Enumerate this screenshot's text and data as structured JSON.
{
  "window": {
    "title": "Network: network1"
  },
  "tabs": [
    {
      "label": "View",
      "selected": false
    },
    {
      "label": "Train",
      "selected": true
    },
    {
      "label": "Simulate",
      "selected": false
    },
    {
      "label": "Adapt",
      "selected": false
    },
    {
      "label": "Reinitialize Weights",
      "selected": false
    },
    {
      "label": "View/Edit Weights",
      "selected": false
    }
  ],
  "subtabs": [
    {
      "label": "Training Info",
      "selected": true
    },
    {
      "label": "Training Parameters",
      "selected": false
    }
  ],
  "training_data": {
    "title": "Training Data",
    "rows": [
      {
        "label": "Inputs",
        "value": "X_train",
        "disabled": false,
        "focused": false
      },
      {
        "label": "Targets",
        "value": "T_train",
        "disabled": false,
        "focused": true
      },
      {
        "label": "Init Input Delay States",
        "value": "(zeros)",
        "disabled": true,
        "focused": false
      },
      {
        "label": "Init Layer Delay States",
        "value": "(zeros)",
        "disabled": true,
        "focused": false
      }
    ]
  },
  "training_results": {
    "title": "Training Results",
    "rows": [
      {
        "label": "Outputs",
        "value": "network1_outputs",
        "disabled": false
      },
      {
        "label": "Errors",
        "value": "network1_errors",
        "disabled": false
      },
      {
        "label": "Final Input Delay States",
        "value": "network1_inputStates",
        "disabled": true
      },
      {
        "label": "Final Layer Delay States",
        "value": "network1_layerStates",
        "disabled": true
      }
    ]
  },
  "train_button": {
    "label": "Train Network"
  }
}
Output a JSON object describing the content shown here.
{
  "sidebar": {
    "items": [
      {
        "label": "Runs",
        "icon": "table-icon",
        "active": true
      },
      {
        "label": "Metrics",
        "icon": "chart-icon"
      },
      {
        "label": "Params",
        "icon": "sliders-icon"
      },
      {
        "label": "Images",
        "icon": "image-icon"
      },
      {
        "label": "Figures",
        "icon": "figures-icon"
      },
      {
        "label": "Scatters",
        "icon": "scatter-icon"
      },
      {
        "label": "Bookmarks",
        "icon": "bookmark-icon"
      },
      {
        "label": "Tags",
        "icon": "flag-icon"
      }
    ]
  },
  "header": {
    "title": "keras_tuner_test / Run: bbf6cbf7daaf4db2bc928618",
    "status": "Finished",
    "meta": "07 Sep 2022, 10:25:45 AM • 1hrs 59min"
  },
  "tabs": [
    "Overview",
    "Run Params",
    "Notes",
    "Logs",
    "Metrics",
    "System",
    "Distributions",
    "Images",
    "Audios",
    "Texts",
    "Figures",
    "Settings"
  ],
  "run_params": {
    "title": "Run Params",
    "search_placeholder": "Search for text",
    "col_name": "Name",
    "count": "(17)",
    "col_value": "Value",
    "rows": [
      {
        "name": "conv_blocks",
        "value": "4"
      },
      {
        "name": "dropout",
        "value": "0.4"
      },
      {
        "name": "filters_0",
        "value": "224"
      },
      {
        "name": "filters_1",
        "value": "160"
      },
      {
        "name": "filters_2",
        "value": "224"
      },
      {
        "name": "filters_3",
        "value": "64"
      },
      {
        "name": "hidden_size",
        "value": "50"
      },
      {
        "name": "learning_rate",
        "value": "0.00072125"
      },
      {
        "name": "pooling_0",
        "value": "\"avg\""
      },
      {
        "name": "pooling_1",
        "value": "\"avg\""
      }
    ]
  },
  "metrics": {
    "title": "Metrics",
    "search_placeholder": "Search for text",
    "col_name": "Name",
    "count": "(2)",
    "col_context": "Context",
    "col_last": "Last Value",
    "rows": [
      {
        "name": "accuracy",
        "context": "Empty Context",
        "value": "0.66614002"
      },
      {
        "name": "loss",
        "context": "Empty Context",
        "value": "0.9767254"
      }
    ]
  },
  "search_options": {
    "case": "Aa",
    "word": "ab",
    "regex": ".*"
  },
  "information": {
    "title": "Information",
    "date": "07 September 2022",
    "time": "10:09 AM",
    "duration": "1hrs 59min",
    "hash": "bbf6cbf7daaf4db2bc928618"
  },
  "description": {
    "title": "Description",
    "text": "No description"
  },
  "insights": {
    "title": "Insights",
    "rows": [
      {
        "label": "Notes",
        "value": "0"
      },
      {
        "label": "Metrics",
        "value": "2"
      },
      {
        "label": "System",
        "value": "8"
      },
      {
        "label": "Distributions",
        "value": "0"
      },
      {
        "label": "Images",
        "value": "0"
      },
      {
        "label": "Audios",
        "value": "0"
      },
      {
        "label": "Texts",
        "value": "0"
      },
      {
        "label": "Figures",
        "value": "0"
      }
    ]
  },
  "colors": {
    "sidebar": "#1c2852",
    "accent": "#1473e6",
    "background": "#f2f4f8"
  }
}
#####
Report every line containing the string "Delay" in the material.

● RESPONSE AREA
        "label": "Init Input Delay States",
        "label": "Init Layer Delay States",
        "label": "Final Input Delay States",
        "label": "Final Layer Delay States",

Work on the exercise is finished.